■ Requirement: In the records that follow, show each line where the word "title" is present.
*** Records supplied ***
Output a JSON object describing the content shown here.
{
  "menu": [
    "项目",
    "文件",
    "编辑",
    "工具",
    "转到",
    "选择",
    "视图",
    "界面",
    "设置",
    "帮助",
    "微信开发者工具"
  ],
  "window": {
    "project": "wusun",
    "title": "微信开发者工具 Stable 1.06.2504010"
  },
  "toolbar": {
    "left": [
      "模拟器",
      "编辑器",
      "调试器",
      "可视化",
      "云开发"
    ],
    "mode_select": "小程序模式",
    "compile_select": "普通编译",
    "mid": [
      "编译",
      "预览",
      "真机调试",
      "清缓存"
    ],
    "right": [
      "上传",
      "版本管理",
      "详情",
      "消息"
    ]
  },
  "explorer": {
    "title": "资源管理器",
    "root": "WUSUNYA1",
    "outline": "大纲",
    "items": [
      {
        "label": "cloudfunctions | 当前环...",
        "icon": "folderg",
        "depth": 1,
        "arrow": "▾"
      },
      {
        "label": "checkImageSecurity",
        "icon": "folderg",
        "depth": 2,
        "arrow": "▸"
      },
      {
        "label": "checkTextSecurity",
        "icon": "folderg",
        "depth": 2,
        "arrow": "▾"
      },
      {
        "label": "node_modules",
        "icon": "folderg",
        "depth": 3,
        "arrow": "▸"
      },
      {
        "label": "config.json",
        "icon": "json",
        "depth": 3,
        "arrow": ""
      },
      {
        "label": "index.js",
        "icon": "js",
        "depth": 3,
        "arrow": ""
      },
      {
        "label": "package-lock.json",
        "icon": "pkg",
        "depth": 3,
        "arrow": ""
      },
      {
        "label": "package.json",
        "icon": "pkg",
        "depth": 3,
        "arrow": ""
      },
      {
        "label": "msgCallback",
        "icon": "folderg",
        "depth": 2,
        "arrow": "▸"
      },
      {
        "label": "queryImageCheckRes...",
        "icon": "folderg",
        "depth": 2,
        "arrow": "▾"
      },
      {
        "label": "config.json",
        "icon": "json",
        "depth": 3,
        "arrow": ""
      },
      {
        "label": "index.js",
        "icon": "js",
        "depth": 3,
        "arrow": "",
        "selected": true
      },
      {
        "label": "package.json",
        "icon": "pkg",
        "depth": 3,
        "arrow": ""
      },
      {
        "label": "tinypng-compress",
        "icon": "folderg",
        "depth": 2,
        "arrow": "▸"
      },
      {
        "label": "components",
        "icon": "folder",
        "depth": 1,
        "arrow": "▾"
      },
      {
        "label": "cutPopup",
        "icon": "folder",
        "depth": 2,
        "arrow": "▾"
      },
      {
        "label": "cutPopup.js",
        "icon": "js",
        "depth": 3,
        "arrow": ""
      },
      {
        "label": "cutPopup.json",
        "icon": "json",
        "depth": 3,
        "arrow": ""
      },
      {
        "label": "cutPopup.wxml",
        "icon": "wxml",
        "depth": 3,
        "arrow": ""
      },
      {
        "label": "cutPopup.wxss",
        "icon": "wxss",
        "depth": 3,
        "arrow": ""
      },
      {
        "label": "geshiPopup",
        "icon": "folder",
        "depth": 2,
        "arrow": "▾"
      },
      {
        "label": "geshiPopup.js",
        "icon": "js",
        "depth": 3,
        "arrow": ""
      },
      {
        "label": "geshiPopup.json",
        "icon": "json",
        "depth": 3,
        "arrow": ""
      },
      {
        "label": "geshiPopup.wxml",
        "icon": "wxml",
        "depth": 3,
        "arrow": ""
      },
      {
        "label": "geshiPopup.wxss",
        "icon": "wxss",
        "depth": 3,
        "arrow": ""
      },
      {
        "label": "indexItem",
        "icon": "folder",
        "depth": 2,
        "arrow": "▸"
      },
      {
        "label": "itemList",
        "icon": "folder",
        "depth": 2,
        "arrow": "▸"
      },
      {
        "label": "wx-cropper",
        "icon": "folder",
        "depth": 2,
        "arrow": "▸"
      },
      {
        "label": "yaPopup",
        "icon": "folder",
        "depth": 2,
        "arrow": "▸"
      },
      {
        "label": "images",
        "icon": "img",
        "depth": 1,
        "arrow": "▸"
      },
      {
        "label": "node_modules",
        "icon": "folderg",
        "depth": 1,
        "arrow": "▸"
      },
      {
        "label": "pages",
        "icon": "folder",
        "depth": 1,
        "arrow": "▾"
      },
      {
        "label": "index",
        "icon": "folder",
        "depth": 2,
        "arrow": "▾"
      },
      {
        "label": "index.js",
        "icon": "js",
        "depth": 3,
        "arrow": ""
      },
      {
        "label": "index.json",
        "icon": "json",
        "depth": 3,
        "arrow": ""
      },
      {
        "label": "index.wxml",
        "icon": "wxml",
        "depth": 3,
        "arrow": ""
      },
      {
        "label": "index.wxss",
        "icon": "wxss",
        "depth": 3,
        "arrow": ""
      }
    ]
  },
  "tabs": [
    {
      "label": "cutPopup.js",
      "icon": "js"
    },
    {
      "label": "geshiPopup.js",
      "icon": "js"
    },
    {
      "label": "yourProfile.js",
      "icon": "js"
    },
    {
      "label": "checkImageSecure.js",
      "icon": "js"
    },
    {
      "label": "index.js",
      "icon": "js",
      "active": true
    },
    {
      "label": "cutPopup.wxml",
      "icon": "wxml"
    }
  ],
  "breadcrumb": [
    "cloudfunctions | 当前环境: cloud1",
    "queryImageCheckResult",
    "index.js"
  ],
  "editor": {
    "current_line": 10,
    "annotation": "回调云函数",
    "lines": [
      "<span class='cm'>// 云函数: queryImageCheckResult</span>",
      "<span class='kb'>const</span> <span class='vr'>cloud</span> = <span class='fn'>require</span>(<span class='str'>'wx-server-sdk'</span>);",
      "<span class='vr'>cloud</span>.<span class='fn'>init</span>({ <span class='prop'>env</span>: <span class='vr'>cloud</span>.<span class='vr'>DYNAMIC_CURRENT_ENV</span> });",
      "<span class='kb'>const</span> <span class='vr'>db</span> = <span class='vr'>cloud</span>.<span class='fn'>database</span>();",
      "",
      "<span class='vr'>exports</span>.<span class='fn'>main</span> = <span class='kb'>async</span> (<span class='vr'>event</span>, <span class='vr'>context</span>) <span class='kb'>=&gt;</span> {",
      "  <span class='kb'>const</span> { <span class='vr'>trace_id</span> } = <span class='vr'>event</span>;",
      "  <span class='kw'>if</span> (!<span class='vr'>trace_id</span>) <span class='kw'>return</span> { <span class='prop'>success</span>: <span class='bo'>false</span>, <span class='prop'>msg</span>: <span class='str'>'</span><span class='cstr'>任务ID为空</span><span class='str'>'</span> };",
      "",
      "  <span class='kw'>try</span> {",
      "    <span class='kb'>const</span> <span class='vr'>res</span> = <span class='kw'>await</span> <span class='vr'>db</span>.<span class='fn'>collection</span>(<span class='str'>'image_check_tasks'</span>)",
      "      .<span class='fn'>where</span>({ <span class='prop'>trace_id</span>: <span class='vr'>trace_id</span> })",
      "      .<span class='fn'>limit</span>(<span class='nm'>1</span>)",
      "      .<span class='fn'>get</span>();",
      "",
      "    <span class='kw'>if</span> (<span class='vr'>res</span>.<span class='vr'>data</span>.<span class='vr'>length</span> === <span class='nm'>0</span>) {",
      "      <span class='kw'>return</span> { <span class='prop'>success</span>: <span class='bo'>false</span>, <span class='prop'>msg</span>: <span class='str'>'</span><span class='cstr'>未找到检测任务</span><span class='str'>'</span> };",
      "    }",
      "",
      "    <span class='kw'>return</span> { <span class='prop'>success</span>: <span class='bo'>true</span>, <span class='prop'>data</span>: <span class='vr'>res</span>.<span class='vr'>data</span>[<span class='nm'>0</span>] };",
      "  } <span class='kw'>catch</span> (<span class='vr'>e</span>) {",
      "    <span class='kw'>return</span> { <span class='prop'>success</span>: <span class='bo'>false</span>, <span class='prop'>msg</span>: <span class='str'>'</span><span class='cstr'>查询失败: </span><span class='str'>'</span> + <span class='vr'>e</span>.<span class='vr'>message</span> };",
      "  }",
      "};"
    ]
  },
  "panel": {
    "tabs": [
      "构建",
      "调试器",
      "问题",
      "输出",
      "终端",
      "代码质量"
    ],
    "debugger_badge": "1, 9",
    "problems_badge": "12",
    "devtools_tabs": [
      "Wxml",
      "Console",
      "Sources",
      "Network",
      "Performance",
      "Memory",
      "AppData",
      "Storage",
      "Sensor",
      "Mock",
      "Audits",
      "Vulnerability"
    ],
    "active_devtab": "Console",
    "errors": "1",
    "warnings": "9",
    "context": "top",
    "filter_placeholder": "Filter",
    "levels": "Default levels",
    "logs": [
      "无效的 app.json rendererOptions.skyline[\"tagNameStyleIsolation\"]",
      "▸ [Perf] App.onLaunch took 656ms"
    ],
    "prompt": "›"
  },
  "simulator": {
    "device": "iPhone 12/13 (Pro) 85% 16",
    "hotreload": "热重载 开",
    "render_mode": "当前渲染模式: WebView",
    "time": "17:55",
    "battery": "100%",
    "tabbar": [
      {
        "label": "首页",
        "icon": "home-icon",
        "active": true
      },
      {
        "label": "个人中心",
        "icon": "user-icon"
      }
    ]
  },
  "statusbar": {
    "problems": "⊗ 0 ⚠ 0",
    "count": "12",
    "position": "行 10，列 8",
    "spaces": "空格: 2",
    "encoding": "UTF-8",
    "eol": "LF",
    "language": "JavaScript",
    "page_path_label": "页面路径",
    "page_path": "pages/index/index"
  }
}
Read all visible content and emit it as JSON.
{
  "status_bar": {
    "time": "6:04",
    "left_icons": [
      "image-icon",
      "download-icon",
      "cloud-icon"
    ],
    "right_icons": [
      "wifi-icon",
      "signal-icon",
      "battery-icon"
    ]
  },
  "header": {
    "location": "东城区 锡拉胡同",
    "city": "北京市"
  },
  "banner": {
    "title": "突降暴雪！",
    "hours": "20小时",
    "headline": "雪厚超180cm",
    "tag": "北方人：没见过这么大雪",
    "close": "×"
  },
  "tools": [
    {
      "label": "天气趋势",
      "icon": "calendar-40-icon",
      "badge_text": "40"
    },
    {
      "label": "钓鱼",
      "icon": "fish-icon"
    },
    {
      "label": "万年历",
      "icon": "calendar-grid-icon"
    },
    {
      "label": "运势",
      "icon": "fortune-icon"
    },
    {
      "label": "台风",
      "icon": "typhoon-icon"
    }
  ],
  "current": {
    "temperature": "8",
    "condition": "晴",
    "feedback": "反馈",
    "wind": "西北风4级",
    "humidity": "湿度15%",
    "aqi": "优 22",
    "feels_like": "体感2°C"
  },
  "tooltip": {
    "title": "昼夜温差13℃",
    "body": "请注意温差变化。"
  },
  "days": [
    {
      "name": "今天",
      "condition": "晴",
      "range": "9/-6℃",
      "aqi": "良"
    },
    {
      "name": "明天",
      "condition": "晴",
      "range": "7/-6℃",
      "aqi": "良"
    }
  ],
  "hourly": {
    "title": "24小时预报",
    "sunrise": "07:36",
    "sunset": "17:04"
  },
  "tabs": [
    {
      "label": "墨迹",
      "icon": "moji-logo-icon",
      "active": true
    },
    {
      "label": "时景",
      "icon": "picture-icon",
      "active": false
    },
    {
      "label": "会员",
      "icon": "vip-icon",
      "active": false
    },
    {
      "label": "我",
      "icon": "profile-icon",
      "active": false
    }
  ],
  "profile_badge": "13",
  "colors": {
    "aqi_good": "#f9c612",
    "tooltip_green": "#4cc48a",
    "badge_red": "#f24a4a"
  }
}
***
■ Reply to the task:
    "title": "微信开发者工具 Stable 1.06.2504010"
    "title": "资源管理器",
    "title": "突降暴雪！",
    "title": "昼夜温差13℃",
    "title": "24小时预报",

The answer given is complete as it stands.